Philadelphia +1 267.295.7100    Hong Kong +852 3102 4512
Portland +1 503.423.2900        Shanghai +86 21 5237 8811
San Francisco +1 415.369.6300
                                amnesia.com.au
Seattle +1 206.816.8800
                                @amnesiafish
Europe                          Sydney +61 2 9380 9317
neue-digitale.com               dentsu-razorfish.com
@neuedigitale                   Tokyo +81 3 5551 9885
Berlin +49 (0) 30 2936388 0     Osaka +81 6 6360 1461
Frankfurt +40 (0) 69 704030
London +44 020 7907 4545
@razorfishlondon



2010         ©
       <for _ more _ information>
         Visit razorfish.com for more
    information. Follow Razorfish on
                Twitter at @ razorfish.
      </for _ more _ information>
                      <TweetThis!>
      New @ Razorfish report on the
        publishing industry: Nimble
                     </TweetThis!>
                         <TweetThis!>
            Content needs to be free

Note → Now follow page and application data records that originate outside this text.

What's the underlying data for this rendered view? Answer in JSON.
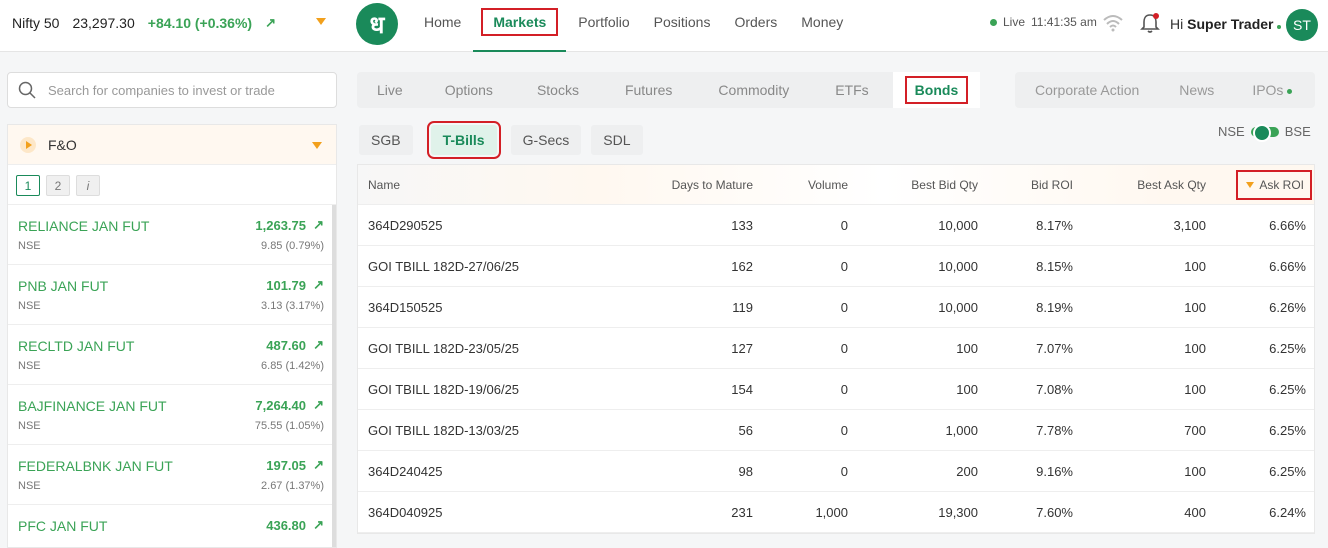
{
  "header": {
    "index_name": "Nifty 50",
    "index_value": "23,297.30",
    "index_change": "+84.10 (+0.36%)",
    "logo_glyph": "ध",
    "nav": [
      "Home",
      "Markets",
      "Portfolio",
      "Positions",
      "Orders",
      "Money"
    ],
    "active_nav": "Markets",
    "status_label": "Live",
    "status_time": "11:41:35 am",
    "greeting": "Hi",
    "user_name": "Super Trader",
    "avatar_initials": "ST"
  },
  "search": {
    "placeholder": "Search for companies to invest or trade"
  },
  "fo_panel": {
    "title": "F&O",
    "pages": [
      "1",
      "2",
      "i"
    ],
    "items": [
      {
        "symbol": "RELIANCE JAN FUT",
        "exchange": "NSE",
        "ltp": "1,263.75",
        "change": "9.85 (0.79%)"
      },
      {
        "symbol": "PNB JAN FUT",
        "exchange": "NSE",
        "ltp": "101.79",
        "change": "3.13 (3.17%)"
      },
      {
        "symbol": "RECLTD JAN FUT",
        "exchange": "NSE",
        "ltp": "487.60",
        "change": "6.85 (1.42%)"
      },
      {
        "symbol": "BAJFINANCE JAN FUT",
        "exchange": "NSE",
        "ltp": "7,264.40",
        "change": "75.55 (1.05%)"
      },
      {
        "symbol": "FEDERALBNK JAN FUT",
        "exchange": "NSE",
        "ltp": "197.05",
        "change": "2.67 (1.37%)"
      },
      {
        "symbol": "PFC JAN FUT",
        "exchange": "NSE",
        "ltp": "436.80",
        "change": ""
      }
    ]
  },
  "market_tabs": [
    "Live",
    "Options",
    "Stocks",
    "Futures",
    "Commodity",
    "ETFs",
    "Bonds"
  ],
  "active_market_tab": "Bonds",
  "secondary_tabs": [
    "Corporate Action",
    "News",
    "IPOs"
  ],
  "bond_tabs": [
    "SGB",
    "T-Bills",
    "G-Secs",
    "SDL"
  ],
  "active_bond_tab": "T-Bills",
  "exchange_toggle": {
    "left": "NSE",
    "right": "BSE"
  },
  "table": {
    "columns": [
      "Name",
      "Days to Mature",
      "Volume",
      "Best Bid Qty",
      "Bid ROI",
      "Best Ask Qty",
      "Ask ROI"
    ],
    "rows": [
      [
        "364D290525",
        "133",
        "0",
        "10,000",
        "8.17%",
        "3,100",
        "6.66%"
      ],
      [
        "GOI TBILL 182D-27/06/25",
        "162",
        "0",
        "10,000",
        "8.15%",
        "100",
        "6.66%"
      ],
      [
        "364D150525",
        "119",
        "0",
        "10,000",
        "8.19%",
        "100",
        "6.26%"
      ],
      [
        "GOI TBILL 182D-23/05/25",
        "127",
        "0",
        "100",
        "7.07%",
        "100",
        "6.25%"
      ],
      [
        "GOI TBILL 182D-19/06/25",
        "154",
        "0",
        "100",
        "7.08%",
        "100",
        "6.25%"
      ],
      [
        "GOI TBILL 182D-13/03/25",
        "56",
        "0",
        "1,000",
        "7.78%",
        "700",
        "6.25%"
      ],
      [
        "364D240425",
        "98",
        "0",
        "200",
        "9.16%",
        "100",
        "6.25%"
      ],
      [
        "364D040925",
        "231",
        "1,000",
        "19,300",
        "7.60%",
        "400",
        "6.24%"
      ]
    ]
  }
}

            (like a bird, not like beer)
                       </TweetThis!>
                        <TweetThis!>
      Digital content no longer needs
  to be packed into a container to be
              valuable to an audience
                       </TweetThis!>
                        <TweetThis!>
        Editors will oversee the care
           of a living, growing set of
           nimble content and data.
                      </TweetThis!>
                       <TweetThis!>
         Structure sets content free!
                     </TweetThis!>
                      <TweetThis!>
               Develop a portfolio of
                    revenue models
                     </TweetThis!>
                      <TweetThis!>
Use content to develop new products
   and services that provide unique,
         valuable user experiences.
                     </TweetThis!>

				
DOCUMENT INFO
Description: In January of 2010, the Razorfish Media and Entertainment practice, along with research partner Semantic Universe, set out to chart how media and publishing companies are adapting to the demands of the digital content landscape. Who is pushing the envelope and how? What technologies can be applied in new and interesting ways? What lessons can be put to use in your own organization?